### PROBLEM DESCRIPTION
What is needed is every line of the data that includes the word "workout". Please copy each one.

### RECORDS SUPPLIED

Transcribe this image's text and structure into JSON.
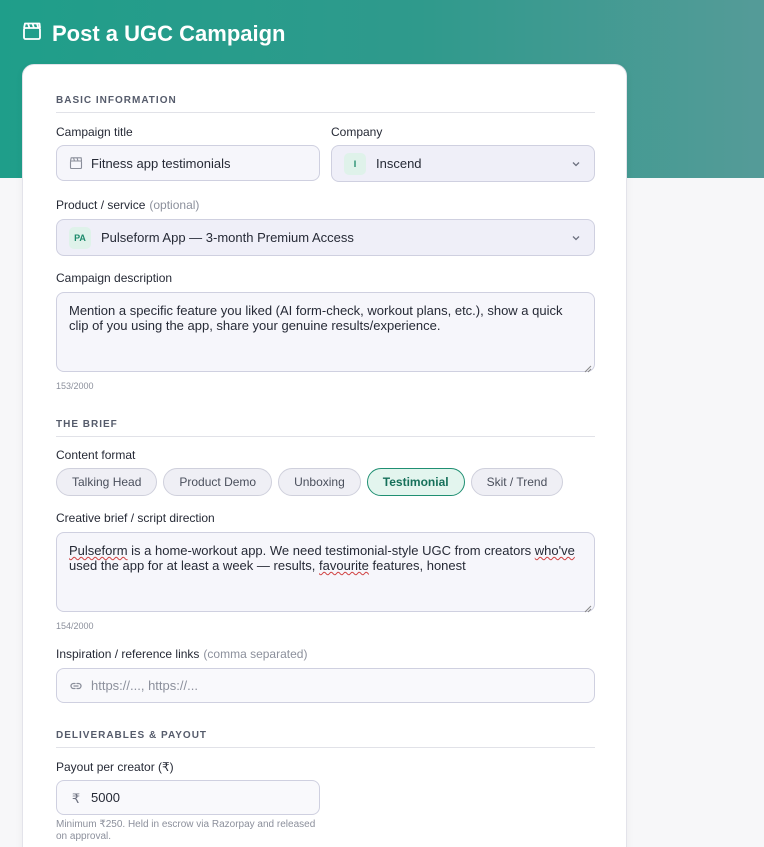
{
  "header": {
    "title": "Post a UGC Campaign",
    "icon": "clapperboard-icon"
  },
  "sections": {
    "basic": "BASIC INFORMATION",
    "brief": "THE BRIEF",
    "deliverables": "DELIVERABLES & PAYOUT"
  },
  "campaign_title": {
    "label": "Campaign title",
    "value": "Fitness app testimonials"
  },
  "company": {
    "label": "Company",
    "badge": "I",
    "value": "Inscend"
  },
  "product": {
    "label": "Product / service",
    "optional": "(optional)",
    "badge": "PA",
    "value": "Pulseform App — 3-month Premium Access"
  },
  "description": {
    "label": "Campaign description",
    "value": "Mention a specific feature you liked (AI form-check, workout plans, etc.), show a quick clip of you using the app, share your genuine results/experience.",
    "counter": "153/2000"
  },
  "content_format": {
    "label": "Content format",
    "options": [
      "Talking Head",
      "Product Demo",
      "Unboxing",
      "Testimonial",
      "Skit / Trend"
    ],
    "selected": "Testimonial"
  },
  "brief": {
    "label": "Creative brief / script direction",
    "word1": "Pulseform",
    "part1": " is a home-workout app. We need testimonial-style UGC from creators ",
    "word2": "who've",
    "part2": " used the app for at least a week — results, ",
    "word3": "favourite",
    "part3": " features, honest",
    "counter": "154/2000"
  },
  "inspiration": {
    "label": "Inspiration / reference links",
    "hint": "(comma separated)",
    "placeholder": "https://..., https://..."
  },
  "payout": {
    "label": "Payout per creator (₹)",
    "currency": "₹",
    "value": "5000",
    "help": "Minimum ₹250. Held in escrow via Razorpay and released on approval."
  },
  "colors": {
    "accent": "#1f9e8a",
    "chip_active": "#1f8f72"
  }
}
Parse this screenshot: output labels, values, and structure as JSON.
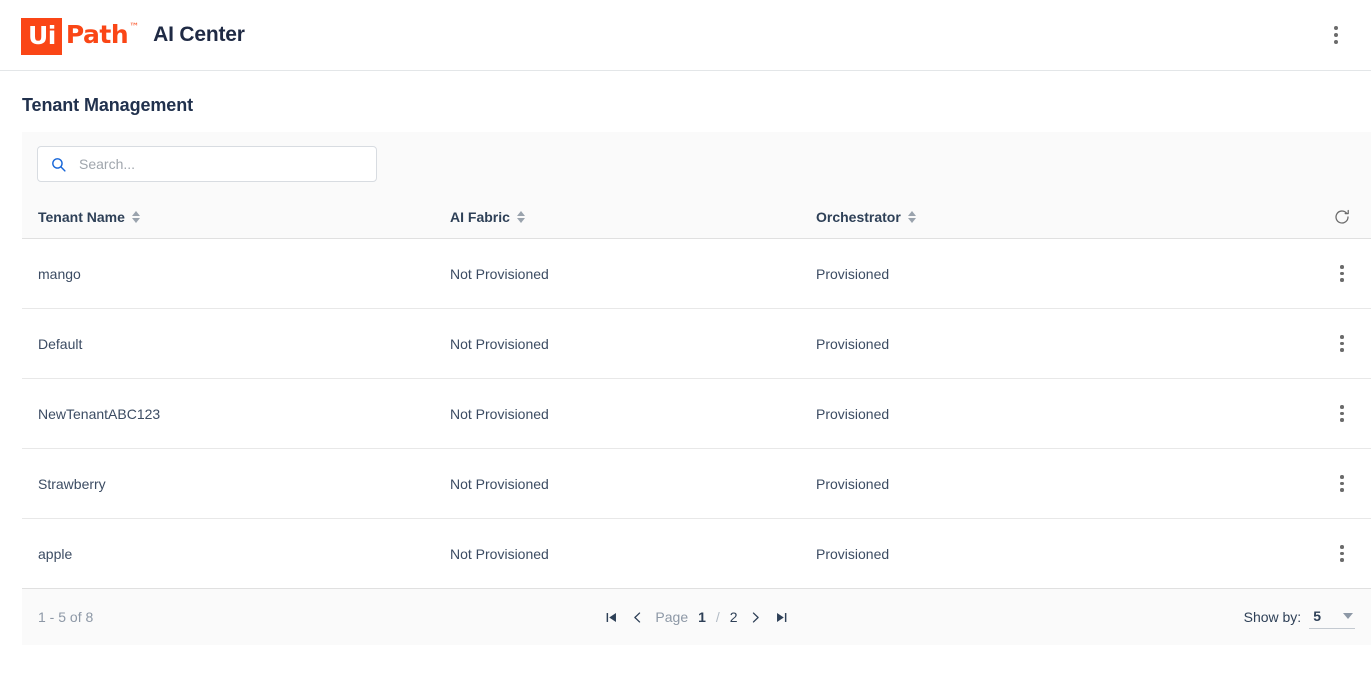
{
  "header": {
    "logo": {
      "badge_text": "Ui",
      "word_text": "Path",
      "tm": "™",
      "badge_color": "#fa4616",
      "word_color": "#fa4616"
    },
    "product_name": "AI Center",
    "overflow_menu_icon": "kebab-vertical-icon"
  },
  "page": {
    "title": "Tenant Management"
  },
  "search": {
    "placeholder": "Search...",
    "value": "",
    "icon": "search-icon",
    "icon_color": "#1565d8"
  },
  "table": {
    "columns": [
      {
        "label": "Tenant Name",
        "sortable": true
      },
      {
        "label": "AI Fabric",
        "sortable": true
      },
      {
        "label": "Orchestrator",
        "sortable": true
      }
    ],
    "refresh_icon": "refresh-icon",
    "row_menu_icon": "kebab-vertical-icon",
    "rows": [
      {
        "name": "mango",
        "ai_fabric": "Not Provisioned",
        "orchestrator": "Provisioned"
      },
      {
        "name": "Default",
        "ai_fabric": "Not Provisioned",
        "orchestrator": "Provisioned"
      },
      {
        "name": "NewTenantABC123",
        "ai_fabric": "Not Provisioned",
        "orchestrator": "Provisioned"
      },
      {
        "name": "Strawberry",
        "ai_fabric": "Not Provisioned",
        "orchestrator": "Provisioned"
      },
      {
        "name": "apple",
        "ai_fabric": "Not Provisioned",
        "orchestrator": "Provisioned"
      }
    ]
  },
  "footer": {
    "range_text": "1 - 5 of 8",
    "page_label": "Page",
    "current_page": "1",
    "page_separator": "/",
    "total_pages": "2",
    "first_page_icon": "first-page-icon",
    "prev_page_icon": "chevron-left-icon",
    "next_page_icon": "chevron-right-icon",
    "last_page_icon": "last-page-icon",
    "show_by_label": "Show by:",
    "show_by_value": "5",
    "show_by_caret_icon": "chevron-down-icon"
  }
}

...

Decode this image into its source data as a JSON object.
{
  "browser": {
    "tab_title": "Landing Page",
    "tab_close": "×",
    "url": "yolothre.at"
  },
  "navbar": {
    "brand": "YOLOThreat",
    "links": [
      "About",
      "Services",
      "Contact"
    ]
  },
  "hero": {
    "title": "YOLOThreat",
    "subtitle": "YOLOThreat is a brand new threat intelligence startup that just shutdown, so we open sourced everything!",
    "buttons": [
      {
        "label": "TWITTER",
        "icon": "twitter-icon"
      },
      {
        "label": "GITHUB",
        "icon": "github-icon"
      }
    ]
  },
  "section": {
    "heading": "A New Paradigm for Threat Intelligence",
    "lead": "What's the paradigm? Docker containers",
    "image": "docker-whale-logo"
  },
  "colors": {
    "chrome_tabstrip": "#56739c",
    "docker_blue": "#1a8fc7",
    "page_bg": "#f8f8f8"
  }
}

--

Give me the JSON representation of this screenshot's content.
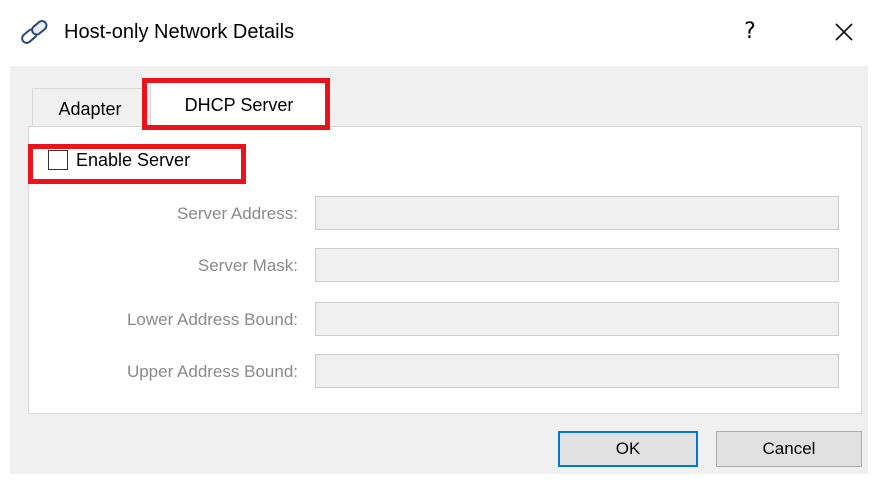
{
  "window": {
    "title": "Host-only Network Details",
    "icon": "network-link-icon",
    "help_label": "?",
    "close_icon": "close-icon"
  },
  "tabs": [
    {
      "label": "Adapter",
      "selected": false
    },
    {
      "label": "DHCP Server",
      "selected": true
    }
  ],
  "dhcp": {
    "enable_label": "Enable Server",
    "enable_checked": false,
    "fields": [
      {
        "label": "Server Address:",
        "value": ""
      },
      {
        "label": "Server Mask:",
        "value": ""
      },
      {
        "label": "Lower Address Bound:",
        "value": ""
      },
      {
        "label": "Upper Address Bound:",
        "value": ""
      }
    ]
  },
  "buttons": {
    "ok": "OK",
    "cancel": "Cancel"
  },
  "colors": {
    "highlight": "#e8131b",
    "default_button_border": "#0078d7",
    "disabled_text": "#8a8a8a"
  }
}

### SOLUTION TO THE PROBLEM
    "value": "Mention a specific feature you liked (AI form-check, workout plans, etc.), show a quick clip of you using the app, share your genuine results/experience.",
    "part1": " is a home-workout app. We need testimonial-style UGC from creators ",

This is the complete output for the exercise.